How to Compost in the Winter


When temperatures dip below freezing, you do not have to abandon your composting activities. Although the decomposition process slows considerably in winter, composting is still possible. If the bin is correctly built and prepared for the cold, the interior of your pile will be warm enough to support some biological activity. Continue to add kitchen scraps and small amounts of dried leaves throughout the winter -- once the weather warms up, the pile will begin cooking quickly and you'll have a supply of nutrient-rich humus for the planting season.

Step 1

Prepare the bin for winter. In late summer or early fall, empty your existing compost bin. If the compost is not ready, consider adding a second bin to use for your pre-winter preparations. Your bin should be at least 36 inches square and 36 inches tall to maintain enough heat.

Step 2

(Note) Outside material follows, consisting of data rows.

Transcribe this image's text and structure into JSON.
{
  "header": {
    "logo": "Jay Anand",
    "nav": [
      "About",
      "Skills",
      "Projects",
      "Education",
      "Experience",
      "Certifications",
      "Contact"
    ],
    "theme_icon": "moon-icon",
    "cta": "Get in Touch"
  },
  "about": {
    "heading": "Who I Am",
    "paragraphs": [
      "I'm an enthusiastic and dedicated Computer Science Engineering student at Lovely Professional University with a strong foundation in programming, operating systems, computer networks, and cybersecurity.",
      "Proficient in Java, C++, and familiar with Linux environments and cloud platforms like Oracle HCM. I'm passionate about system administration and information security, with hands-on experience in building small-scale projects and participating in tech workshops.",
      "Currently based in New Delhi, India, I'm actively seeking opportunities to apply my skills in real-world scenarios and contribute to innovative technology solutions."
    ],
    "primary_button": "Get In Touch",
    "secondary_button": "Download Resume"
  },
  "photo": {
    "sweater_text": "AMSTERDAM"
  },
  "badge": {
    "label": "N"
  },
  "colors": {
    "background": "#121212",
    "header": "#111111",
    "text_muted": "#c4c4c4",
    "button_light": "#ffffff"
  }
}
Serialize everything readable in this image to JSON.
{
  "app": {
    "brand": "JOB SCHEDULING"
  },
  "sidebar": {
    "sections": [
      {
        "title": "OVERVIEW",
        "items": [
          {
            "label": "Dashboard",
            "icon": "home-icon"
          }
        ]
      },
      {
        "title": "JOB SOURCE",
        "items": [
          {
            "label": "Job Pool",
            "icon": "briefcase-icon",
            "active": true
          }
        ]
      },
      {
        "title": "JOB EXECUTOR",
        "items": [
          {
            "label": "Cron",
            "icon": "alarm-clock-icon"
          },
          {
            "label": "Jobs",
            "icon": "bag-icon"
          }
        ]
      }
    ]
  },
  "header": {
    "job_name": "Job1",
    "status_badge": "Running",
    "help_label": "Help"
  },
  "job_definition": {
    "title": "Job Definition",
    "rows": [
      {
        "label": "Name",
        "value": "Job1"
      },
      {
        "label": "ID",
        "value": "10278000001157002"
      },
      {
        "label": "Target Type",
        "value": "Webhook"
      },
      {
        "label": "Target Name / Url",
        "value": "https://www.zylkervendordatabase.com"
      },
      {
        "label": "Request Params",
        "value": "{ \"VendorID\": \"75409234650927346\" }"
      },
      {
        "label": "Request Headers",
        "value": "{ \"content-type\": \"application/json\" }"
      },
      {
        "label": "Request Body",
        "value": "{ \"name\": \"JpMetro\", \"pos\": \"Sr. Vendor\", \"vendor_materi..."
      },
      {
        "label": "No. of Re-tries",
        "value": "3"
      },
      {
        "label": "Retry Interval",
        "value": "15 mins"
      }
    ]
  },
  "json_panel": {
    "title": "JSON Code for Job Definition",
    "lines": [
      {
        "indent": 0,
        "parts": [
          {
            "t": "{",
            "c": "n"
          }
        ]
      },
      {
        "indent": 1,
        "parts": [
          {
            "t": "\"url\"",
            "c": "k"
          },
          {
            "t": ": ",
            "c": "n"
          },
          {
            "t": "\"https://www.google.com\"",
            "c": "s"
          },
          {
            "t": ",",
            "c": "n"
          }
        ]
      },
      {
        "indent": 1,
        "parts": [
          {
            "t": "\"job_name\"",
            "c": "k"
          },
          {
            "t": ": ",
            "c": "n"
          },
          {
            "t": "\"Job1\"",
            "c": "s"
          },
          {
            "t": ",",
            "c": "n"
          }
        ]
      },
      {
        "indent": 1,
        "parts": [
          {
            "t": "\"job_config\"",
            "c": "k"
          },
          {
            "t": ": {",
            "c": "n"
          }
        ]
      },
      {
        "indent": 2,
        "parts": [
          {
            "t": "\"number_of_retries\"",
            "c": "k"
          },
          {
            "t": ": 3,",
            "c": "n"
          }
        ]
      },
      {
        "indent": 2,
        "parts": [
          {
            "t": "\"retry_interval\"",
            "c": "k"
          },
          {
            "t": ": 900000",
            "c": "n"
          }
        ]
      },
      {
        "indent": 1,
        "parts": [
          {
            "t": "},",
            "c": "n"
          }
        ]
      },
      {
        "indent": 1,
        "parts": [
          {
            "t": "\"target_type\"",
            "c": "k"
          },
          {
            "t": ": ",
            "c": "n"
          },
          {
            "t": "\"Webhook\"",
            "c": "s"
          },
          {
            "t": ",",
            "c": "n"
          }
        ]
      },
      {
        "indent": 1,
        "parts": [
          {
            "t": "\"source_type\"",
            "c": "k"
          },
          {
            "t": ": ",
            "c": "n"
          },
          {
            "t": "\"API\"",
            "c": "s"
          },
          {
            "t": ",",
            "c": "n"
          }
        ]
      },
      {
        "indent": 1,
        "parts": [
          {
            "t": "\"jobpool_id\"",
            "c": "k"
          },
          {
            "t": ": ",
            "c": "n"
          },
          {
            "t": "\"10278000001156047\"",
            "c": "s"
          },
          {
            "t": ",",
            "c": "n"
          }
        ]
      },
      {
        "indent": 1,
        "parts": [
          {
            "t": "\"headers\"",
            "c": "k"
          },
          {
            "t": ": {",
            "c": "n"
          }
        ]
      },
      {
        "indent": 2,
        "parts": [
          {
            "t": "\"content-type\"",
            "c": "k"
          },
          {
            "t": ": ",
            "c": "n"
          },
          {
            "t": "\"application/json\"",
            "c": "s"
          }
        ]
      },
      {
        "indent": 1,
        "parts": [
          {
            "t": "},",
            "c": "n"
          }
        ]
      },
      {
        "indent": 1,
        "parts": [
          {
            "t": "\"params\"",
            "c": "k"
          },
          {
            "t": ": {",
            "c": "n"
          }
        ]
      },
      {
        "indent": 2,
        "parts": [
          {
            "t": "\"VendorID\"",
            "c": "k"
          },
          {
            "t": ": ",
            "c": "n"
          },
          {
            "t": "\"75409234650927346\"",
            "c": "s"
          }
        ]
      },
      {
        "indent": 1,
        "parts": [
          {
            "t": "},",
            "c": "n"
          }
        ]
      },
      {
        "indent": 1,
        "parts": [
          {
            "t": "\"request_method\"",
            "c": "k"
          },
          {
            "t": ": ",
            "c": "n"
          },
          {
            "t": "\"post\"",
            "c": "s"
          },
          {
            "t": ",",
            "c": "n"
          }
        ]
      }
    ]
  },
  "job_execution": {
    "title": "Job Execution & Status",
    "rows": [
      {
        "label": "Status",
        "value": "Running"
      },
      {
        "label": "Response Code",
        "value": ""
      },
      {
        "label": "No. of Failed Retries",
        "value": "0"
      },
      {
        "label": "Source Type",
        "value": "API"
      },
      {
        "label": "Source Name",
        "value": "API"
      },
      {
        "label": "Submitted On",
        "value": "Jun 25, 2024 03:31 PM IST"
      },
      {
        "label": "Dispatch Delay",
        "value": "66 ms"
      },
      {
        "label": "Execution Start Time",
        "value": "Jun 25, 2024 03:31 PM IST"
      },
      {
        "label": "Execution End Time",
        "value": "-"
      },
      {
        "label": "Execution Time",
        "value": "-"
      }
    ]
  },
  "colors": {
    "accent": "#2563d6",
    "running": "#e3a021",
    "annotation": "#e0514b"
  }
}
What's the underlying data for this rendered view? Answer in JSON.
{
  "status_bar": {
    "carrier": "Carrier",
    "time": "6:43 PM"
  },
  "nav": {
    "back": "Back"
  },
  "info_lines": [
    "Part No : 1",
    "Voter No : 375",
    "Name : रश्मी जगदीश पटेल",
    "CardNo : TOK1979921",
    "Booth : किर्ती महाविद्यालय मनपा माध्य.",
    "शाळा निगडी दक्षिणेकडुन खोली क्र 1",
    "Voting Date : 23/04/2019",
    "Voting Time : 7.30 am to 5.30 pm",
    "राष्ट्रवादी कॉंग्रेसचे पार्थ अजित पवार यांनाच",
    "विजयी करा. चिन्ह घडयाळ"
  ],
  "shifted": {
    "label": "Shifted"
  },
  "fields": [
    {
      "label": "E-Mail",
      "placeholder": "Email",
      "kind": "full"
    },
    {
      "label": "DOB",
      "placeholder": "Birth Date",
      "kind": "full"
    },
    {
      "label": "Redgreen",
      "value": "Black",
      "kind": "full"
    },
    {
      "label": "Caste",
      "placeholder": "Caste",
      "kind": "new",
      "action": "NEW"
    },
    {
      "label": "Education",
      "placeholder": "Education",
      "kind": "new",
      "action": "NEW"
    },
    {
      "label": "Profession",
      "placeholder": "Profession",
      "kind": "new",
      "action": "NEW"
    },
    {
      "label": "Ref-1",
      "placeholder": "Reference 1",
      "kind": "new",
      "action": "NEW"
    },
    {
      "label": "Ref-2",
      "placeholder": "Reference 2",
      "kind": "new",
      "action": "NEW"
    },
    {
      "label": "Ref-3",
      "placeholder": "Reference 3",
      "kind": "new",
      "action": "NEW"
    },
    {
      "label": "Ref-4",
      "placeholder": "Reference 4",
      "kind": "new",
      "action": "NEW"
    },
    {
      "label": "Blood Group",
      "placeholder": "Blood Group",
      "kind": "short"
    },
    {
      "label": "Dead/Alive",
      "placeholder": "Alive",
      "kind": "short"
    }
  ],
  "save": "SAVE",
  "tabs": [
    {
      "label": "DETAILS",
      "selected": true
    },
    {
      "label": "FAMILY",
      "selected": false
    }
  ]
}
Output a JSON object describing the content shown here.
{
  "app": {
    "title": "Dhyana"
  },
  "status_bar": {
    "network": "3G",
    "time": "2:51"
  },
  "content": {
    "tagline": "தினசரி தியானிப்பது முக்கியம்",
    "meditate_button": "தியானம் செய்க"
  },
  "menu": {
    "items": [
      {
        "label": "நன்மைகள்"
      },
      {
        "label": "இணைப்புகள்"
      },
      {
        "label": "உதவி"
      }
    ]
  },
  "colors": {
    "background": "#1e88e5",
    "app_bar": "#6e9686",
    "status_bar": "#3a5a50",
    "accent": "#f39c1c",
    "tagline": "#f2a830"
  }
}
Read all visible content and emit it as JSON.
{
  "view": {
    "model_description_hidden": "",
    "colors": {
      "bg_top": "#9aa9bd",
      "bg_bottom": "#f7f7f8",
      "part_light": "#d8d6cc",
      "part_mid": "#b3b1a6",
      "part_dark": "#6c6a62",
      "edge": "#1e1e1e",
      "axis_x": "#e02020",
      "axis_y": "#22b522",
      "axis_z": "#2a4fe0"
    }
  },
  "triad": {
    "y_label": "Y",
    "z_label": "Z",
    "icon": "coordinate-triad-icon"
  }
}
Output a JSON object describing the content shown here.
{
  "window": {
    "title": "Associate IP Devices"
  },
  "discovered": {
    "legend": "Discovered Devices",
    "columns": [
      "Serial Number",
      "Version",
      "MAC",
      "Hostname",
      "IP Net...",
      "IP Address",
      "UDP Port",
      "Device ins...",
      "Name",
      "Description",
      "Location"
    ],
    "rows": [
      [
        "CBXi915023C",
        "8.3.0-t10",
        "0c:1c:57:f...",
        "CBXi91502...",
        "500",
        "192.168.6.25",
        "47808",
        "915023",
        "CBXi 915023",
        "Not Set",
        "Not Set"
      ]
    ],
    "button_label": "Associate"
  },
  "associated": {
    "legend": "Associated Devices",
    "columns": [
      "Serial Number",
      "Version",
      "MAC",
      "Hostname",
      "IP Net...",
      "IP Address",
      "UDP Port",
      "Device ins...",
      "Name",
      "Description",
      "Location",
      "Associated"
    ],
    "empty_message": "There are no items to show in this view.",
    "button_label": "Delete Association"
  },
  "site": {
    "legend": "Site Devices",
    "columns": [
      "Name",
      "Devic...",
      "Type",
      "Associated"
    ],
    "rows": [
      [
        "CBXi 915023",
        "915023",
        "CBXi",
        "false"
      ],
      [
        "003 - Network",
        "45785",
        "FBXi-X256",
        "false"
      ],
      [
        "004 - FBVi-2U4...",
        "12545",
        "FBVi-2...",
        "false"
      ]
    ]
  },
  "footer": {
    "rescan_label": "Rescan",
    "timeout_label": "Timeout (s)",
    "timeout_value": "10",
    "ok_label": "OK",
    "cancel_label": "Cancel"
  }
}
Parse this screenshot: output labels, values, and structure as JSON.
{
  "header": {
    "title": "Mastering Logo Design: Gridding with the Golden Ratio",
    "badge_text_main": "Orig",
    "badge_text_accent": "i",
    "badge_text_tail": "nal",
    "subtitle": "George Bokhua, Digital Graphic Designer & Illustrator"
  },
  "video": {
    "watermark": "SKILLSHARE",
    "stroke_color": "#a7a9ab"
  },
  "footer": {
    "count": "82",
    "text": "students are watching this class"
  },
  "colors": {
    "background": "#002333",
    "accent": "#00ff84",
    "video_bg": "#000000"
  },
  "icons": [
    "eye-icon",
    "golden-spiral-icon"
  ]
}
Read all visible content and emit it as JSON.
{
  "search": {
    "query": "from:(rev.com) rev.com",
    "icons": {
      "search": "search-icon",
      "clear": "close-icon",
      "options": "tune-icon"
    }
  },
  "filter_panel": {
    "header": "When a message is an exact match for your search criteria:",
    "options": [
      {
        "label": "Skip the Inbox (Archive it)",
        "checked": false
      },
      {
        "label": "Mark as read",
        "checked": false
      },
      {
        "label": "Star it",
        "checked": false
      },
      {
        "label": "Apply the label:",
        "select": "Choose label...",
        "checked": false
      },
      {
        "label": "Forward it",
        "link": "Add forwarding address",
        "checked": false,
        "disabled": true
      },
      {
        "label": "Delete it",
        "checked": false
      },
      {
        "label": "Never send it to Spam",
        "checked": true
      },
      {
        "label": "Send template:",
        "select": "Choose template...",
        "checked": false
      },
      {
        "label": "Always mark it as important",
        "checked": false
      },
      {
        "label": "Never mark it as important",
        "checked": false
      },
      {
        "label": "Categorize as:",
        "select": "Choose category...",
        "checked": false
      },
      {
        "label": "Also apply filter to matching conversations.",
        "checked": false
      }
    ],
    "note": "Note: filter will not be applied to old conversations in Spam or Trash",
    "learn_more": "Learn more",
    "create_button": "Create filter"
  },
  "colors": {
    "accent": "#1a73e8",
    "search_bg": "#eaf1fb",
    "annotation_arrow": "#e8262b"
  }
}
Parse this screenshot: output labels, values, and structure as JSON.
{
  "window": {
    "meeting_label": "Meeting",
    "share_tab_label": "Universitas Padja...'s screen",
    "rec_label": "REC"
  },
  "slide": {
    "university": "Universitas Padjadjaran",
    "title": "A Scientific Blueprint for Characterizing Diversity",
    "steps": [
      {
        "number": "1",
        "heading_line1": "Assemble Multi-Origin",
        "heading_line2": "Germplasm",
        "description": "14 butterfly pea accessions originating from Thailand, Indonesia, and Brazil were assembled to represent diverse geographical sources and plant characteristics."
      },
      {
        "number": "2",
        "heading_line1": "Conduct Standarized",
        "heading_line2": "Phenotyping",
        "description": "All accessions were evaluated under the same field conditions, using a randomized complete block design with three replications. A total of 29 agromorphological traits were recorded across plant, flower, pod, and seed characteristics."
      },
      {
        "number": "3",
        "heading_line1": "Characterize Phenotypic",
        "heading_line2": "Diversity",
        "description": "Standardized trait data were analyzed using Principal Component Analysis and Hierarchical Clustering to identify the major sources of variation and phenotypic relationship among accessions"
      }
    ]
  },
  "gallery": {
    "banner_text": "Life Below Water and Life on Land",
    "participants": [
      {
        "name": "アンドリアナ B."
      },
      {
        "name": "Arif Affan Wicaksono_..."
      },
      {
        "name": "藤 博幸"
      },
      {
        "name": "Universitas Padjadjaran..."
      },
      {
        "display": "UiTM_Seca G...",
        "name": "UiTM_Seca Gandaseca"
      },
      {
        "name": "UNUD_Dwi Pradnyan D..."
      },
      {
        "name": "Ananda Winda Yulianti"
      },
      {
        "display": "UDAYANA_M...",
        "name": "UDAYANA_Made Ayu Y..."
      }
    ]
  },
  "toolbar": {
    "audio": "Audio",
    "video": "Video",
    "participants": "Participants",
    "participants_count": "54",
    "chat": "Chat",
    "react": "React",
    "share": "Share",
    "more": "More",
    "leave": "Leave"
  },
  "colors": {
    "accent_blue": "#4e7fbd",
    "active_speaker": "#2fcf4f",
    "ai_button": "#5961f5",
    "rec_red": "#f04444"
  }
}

Insulate the bin. Stack hay bales around the perimeter of the bin, wrap the bin in several layers of corrugated cardboard or secure sheets of high-density foam insulation to the sides and top.

Step 3

Cover your bin if it does not have a lid. A tarp can be used but a solid cover will be easier when you need to remove snow.

Step 4

Layer some browns and greens in your empty bin. Browns are dried leaves, twigs and dead plant matter. Greens are things like kitchen scraps and cow manure. Fill the bin about halfway to the top.

Step 5

Water if needed. The pile should be evenly moist but not soggy. Squeeze a handful of material. It should feel like a wrung-out sponge.

Step 6

Store some dried fall leaves near the bin if possible. Use a covered garbage can or garbage bag. You'll add these materials to the pile over the winter.

Step 7

Keep a covered bucket under your kitchen sink. For more effective winter composting, cut scraps into small pieces. When the bucket is full, bring the material out the composter. Put the "greens" in the center of the pile, digging them down in if possible. After a few additions, add a layer of "browns" --- your stored leaves. Continue layering through the winter.

Step 8

Turn your pile in early spring. Water if needed and continue composting normally.

Things You'll Need

  • Compost bin
  • Insulating materials: hay, corrugated cardboard or foam insulation
  • Tarp (optional)
  • Brown leaves
  • Garbage can or bags


  • Texas A&M: Compost in Winter
  • Cornell Cooperative Extension: Winter Composting
Keywords: winter composting, compost pile freezes, pre-winter garden preparations

About this Author

Moira Clune is a freelance writer who since 1991 has been writing sales and promotional materials for her own and other small businesses. In addition, she has published articles on, and